The decision was made after an EU court ruled against storing telecoms data to be used by national authorities in the case of a crime.
The case against Vergas and the other three was based on telecoms data retrieved by police under a law that mandated their storage for six months.
The transmissions included death threats.
Nicolaou said the recent ruling by the Court of Justice of European Union (CJEU) would impede the ability of law enforcement authorities to investigate crime.
“It is a fact that the recent decision by the European court has caused considerable consternation and concern among all member states,” the minister said.
He said he and his EU counterparts discussed the matter during three meetings held last week.
Also present at one of the meetings were the European Justice Commissioner and the European Commissioner for Migration, Home Affairs and Citizenship.
The consensus, said Nicolaou, was that the court decision on data retention will negatively impact the investigation of not only electronic crime – such as child pornography – but also crime in general, depriving authorities of the means of acquiring leads on suspects.
He said the two European commissioners promised that by end-February they would submit their views to a committee of technocrats so that the matter would be discussed anew at the next council in March.
These proposals, he added, might lead to the drafting of a new EU directive that would be consistent with the European court’s decision.
At any rate, Nicolaou said, the attorney-general was correct to withdraw the prosecution of Vergas and the three others because a guilty verdict would inevitably have been appealed with the Supreme Court in Cyprus.
If that happened, there was a risk the Supreme Court would then rule that the national law on data retention was void and had to be scrubbed in its entirety.
On December 21, 2016 the CJEU held that while the E-Privacy Directive (EPD) did permit member states to impose national measures for the retention of data and for access to the retained data by law enforcement agencies (LEAs), it could only do so provided certain conditions are satisfied.
It said data retention must only be adopted when “strictly necessary” for the purposes of fighting crime. The crime in question must be serious crime.

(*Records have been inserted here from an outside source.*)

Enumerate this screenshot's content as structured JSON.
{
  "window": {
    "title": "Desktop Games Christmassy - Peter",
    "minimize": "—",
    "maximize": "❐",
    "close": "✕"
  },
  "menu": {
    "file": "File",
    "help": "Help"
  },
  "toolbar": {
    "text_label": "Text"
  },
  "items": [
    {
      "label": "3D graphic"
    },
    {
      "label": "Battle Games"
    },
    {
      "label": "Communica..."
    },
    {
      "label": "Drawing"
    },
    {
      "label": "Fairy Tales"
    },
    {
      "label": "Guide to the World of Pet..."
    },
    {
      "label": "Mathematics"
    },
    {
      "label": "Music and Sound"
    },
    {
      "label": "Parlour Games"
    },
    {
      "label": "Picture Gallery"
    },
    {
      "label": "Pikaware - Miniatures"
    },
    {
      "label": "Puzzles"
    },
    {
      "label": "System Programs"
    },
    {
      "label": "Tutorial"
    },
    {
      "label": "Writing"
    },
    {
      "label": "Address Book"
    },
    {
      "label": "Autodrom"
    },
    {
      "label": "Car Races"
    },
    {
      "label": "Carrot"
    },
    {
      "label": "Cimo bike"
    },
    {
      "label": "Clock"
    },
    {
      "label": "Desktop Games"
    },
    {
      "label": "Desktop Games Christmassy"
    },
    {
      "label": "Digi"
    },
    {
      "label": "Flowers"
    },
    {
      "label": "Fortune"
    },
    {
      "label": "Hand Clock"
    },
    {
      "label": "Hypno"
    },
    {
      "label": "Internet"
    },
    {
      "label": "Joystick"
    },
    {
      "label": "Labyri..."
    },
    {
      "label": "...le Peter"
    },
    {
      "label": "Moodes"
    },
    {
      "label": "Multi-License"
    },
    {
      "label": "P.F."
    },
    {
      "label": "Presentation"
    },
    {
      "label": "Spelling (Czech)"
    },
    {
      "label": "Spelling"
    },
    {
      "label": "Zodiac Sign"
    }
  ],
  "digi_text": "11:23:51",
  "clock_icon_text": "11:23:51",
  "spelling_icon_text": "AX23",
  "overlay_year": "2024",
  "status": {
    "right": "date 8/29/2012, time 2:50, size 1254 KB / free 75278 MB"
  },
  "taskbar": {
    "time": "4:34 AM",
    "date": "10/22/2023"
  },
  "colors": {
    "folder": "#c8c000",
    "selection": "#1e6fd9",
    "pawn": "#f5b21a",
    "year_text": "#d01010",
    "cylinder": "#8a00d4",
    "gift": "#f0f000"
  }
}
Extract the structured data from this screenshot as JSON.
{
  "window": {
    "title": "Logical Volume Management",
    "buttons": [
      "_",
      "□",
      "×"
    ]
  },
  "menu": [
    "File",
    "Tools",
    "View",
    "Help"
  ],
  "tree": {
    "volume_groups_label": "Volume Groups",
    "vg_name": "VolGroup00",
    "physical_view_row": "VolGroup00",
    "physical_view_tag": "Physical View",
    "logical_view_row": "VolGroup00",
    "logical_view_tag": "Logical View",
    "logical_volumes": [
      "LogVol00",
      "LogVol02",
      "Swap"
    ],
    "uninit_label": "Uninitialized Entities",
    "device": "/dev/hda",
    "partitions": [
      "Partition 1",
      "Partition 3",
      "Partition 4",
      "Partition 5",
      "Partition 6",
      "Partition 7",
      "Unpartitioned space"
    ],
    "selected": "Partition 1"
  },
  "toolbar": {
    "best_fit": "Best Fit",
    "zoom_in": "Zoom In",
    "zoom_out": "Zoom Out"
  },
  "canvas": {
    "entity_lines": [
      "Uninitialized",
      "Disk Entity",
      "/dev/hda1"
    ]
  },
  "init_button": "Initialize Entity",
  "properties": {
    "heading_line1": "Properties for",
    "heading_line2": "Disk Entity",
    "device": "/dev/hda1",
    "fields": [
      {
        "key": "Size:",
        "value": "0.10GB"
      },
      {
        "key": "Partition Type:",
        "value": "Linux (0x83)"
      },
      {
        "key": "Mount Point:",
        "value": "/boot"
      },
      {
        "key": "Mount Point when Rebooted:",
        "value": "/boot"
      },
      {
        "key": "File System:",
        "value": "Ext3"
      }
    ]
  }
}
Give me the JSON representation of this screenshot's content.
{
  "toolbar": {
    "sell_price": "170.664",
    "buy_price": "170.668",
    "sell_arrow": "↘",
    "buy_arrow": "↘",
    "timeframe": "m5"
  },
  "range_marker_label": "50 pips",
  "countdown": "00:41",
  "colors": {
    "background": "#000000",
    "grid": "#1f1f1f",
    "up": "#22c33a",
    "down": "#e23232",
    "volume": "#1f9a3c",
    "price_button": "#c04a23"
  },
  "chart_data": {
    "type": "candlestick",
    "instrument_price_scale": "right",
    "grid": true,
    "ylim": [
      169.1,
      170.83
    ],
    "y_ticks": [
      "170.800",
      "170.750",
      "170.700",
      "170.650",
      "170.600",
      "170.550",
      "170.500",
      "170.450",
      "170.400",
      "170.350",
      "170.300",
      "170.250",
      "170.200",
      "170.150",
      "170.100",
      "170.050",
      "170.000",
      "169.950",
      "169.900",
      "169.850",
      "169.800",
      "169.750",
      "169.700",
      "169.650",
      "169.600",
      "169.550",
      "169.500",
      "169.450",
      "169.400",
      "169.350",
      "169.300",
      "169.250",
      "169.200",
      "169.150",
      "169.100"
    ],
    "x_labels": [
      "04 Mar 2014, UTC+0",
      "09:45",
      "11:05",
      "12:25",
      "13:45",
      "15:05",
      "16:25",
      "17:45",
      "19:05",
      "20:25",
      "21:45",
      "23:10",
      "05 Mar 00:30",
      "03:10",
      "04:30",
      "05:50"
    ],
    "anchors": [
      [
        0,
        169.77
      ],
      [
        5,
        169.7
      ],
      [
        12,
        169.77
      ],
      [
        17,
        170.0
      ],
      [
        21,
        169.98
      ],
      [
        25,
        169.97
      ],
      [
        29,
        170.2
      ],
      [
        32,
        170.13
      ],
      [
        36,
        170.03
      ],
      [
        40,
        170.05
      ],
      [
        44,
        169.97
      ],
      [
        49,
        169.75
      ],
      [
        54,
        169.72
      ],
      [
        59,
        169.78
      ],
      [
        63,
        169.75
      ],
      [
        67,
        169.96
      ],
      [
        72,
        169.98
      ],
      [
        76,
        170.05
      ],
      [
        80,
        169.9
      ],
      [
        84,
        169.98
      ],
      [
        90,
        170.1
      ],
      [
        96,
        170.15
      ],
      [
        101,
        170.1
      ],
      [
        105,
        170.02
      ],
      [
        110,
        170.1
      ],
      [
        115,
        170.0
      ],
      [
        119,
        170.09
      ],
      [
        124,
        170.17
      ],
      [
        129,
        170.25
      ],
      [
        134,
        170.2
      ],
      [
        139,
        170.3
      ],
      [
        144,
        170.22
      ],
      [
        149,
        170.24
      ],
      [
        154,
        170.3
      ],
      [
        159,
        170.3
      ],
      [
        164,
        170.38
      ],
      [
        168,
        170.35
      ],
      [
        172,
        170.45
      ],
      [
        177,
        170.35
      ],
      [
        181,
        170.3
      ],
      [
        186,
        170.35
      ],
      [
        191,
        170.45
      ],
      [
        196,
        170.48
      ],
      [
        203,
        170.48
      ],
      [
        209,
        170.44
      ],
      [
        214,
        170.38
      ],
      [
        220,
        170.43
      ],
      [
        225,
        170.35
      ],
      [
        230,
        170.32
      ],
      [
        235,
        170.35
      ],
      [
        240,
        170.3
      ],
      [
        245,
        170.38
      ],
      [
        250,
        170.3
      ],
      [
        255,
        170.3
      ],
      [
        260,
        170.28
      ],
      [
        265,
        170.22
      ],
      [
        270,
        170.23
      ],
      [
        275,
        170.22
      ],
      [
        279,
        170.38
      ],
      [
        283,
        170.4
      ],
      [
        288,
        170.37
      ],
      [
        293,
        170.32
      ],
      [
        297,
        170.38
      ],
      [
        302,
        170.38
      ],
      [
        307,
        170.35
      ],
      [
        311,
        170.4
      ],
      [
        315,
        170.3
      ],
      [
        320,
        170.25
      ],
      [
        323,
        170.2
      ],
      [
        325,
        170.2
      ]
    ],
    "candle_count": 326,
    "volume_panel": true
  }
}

Moreover, for LEAs to have access to retained data, national laws must lay down “substantive” and “procedural” conditions that govern the access by LEAs to the retained data.
National laws giving LEAs access to the retained data are only lawful if: access to retained data by LEAs is approved by a prior review carried out by national courts or administrative bodies; and LEAs notify individuals after their data has been accessed.